“So many questions,” replied the Duke of Sussex, as representatives of the media shouted “Are you harming your family, Harry?” and “Are you putting money before family?” while he and the Duchess of Sussex attended a New York charity gala hosted by Alec Baldwin on Tuesday.
As Netflix prepares to stream Volume I of its Harry & Meghan tell-all docuseries on Thursday, two explosive pre-release trailers have already aired none-too-subtle hints at potential bombshells contained within the series, and provoked questions of their own.
Who is Harry accusing when he references “a hierarchy of the family … there’s leaking, but there’s also planting of stories”?
What pivotal moment are the couple remarking upon when Meghan snaps her fingers, saying “And then…”, and Harry completes the sentence saying: “everything changed”?
Harry’s reference to “The pain and suffering of women marrying into this family, this feeding frenzy” – and how, as he prepared to wed Meghan, he felt “terrified” and “didn’t want history to repeat itself” – is bound to provoke comparisons with the experience of his mother, Diana, Princess of Wales.
And then there is his ominous-sounding statement: “No one knows the full truth. We know the full truth.”
None of it appears to bode well for the Royals of Buckingham Palace, who, by remarkable coincidence, were out in glittering force, freighted with tiaras, at a white-tie diplomatic reception at the palace, just as the Sussexes were being feted at the black tie Ripple of Hope New York gala for their activism on racial justice and mental health.
The King, the Queen Consort and the Prince and Princess of Wales may have been all smiles in public, but it seems unlikely they are not braced for further provocative and damaging claims arising from the docuseries.
Judging from previous projects by Liz Garbus, the Oscar-nominated director behind the Netflix series, they would be foolish not to be nervous. Garbus is known for her critically acclaimed exposes and for documenting the stories of “survivors”, which is exactly how the Sussexes have defined themselves.
Her notable titles include The Farm: Angola; USA; Bobby Fischer Against the World; Love, Marilyn and the twice Academy Award-nominated What Happened, Miss Simone?, about the troubled life of jazz singer Nina Simone.
We do know that the docuseries, titled Harry & Meghan, will explore race, with tech entrepreneur Christopher Bouzy, of Bot Sentinel, explicitly saying in the trailer: “it’s about hatred, it’s about race.” But who or what is Meghan’s lawyer, Jenny Afia, alluding to when she tells the camera: “There was a war against Meghan to support other people’s agendas”?

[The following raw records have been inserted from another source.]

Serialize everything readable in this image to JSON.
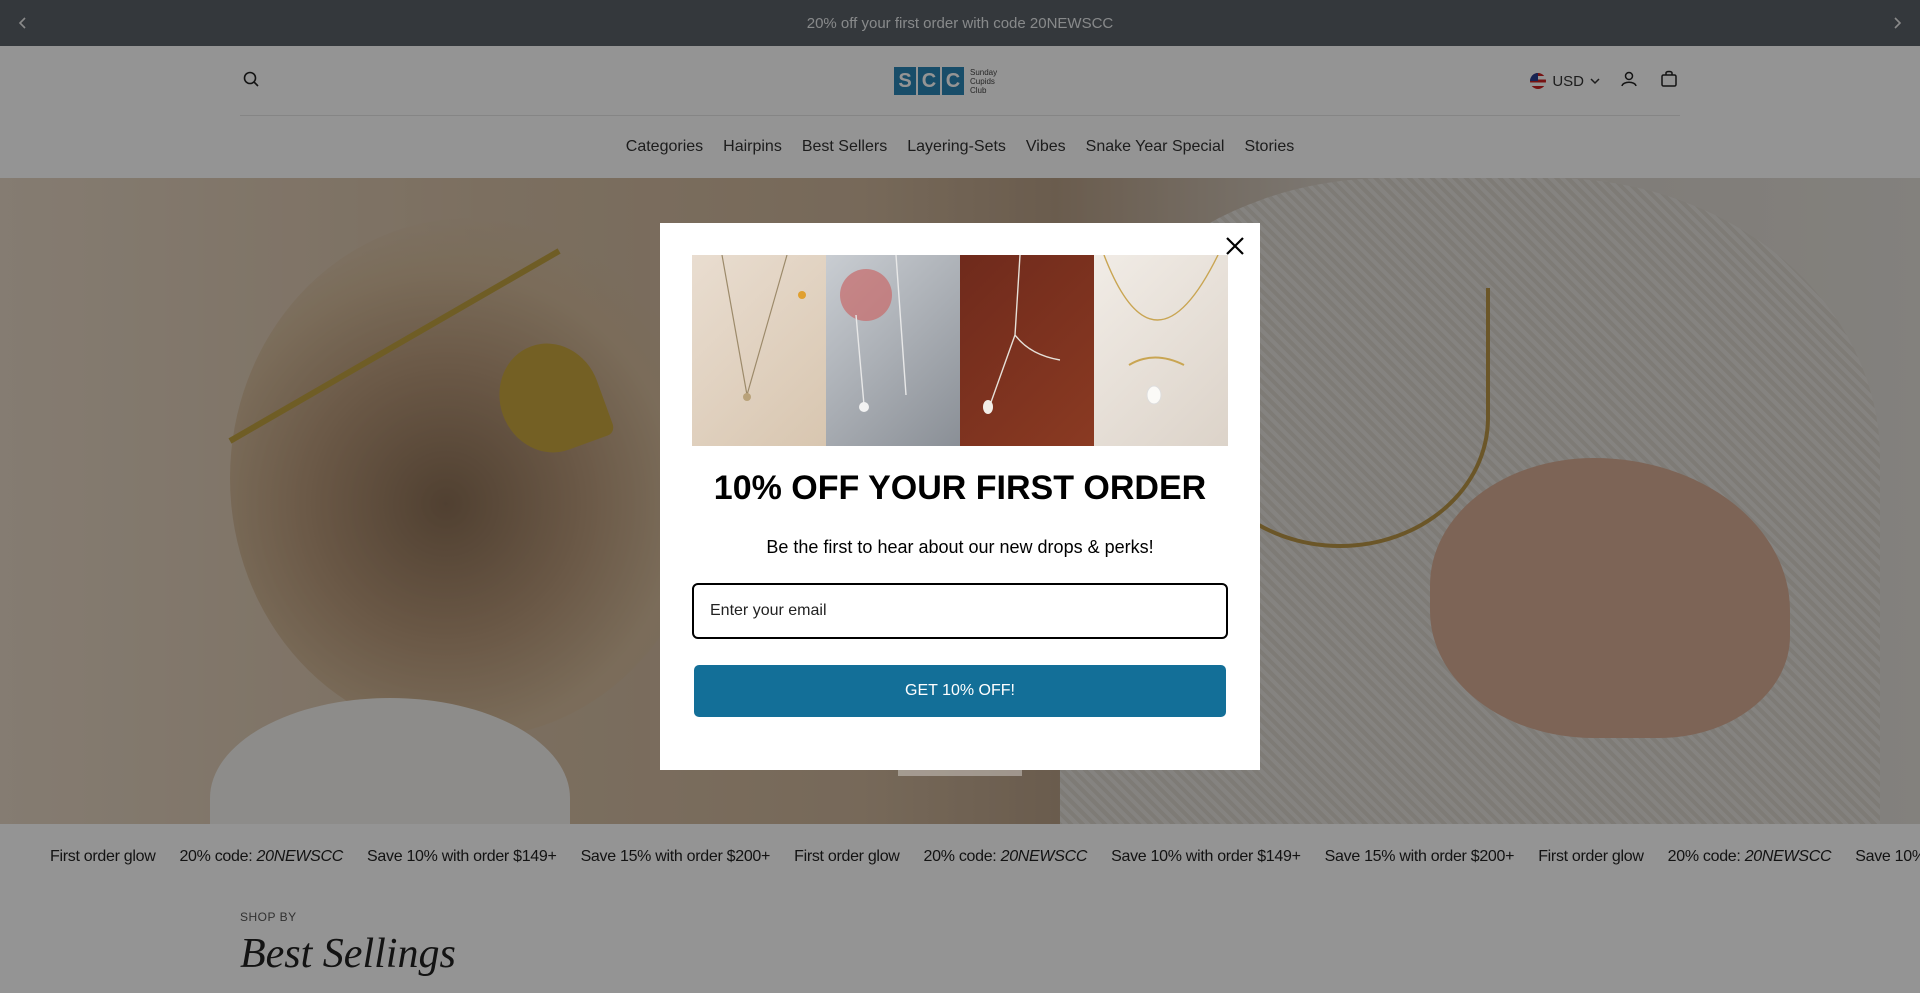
{
  "announcement": {
    "text": "20% off your first order with code 20NEWSCC",
    "prev_icon": "chevron-left-icon",
    "next_icon": "chevron-right-icon"
  },
  "header": {
    "logo_mark": [
      "S",
      "C",
      "C"
    ],
    "logo_text": [
      "Sunday",
      "Cupids",
      "Club"
    ],
    "currency": "USD",
    "icons": [
      "search-icon",
      "account-icon",
      "cart-icon"
    ]
  },
  "nav": {
    "items": [
      "Categories",
      "Hairpins",
      "Best Sellers",
      "Layering-Sets",
      "Vibes",
      "Snake Year Special",
      "Stories"
    ]
  },
  "marquee": {
    "items": [
      {
        "label": "First order glow",
        "code": ""
      },
      {
        "label": "20% code: ",
        "code": "20NEWSCC"
      },
      {
        "label": "Save 10% with order $149+",
        "code": ""
      },
      {
        "label": "Save 15% with order $200+",
        "code": ""
      },
      {
        "label": "First order glow",
        "code": ""
      },
      {
        "label": "20% code: ",
        "code": "20NEWSCC"
      },
      {
        "label": "Save 10% with order $149+",
        "code": ""
      },
      {
        "label": "Save 15% with order $200+",
        "code": ""
      },
      {
        "label": "First order glow",
        "code": ""
      },
      {
        "label": "20% code: ",
        "code": "20NEWSCC"
      },
      {
        "label": "Save 10% w",
        "code": ""
      }
    ]
  },
  "section": {
    "kicker": "SHOP BY",
    "title": "Best Sellings"
  },
  "modal": {
    "title": "10% OFF YOUR FIRST ORDER",
    "subtitle": "Be the first to hear about our new drops & perks!",
    "email_placeholder": "Enter your email",
    "button_label": "GET 10% OFF!",
    "button_color": "#136f98"
  }
}
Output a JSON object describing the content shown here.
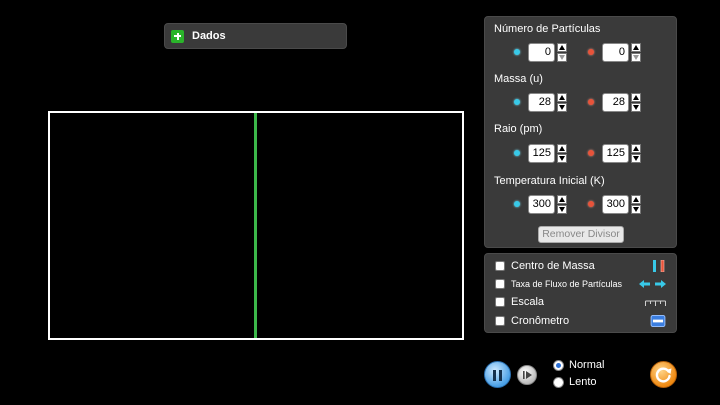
{
  "data_accordion": {
    "label": "Dados"
  },
  "control_panel": {
    "particles": {
      "title": "Número de Partículas",
      "cyan_value": "0",
      "red_value": "0"
    },
    "mass": {
      "title": "Massa (u)",
      "cyan_value": "28",
      "red_value": "28"
    },
    "radius": {
      "title": "Raio (pm)",
      "cyan_value": "125",
      "red_value": "125"
    },
    "temperature": {
      "title": "Temperatura Inicial (K)",
      "cyan_value": "300",
      "red_value": "300"
    },
    "remove_divider_label": "Remover Divisor"
  },
  "options": {
    "center_of_mass": "Centro de Massa",
    "particle_flow_rate": "Taxa de Fluxo de Partículas",
    "ruler": "Escala",
    "stopwatch": "Cronômetro"
  },
  "time_speed": {
    "normal": "Normal",
    "slow": "Lento",
    "selected": "Normal"
  },
  "colors": {
    "cyan_particle": "#38c9e8",
    "red_particle": "#e8533a",
    "divider": "#3cb84a",
    "panel": "#3a3a3a"
  },
  "icons": [
    "plus-icon",
    "pause-icon",
    "step-icon",
    "reset-icon",
    "center-of-mass-icon",
    "flow-rate-icon",
    "ruler-icon",
    "stopwatch-icon"
  ]
}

The subject of media intrusion is a given, though the two one-minute trailers released so far have been criticised for using footage unrelated to the couple to illustrate this theme: a Katie Price court appearance; a Harry Potter film premiere; a clip of Donald Trump’s former lawyer, Michael Cohen, being pursued by media. Critics have also pointed out that images of a photographer on a balcony taking a picture of the couple with Archie down below appears to be of an accredited photographer standing in an agreed position during Harry and Meghan’s Cape Town visit with Archbishop Desmond Tutu, rather than some intrusive, unauthorised paparazzo.
In past interviews, Harry and Meghan have accused the royal family of failing to help her when she experienced suicidal thoughts, and also suggested that Archie was denied the title of prince because of his race, though protocol requires him to be the grandson of a sovereign, which he has only just become with the accession of Charles.
Audiences will have to wait to see if there is more to come on both these extremely sensitive subjects, or on Meghan’s estrangement from her father, Thomas Markle, and her half-siblings.
The first three episodes will stream on Netflix on 8 December, with Volume II, containing the final three episodes, streaming on 15 December.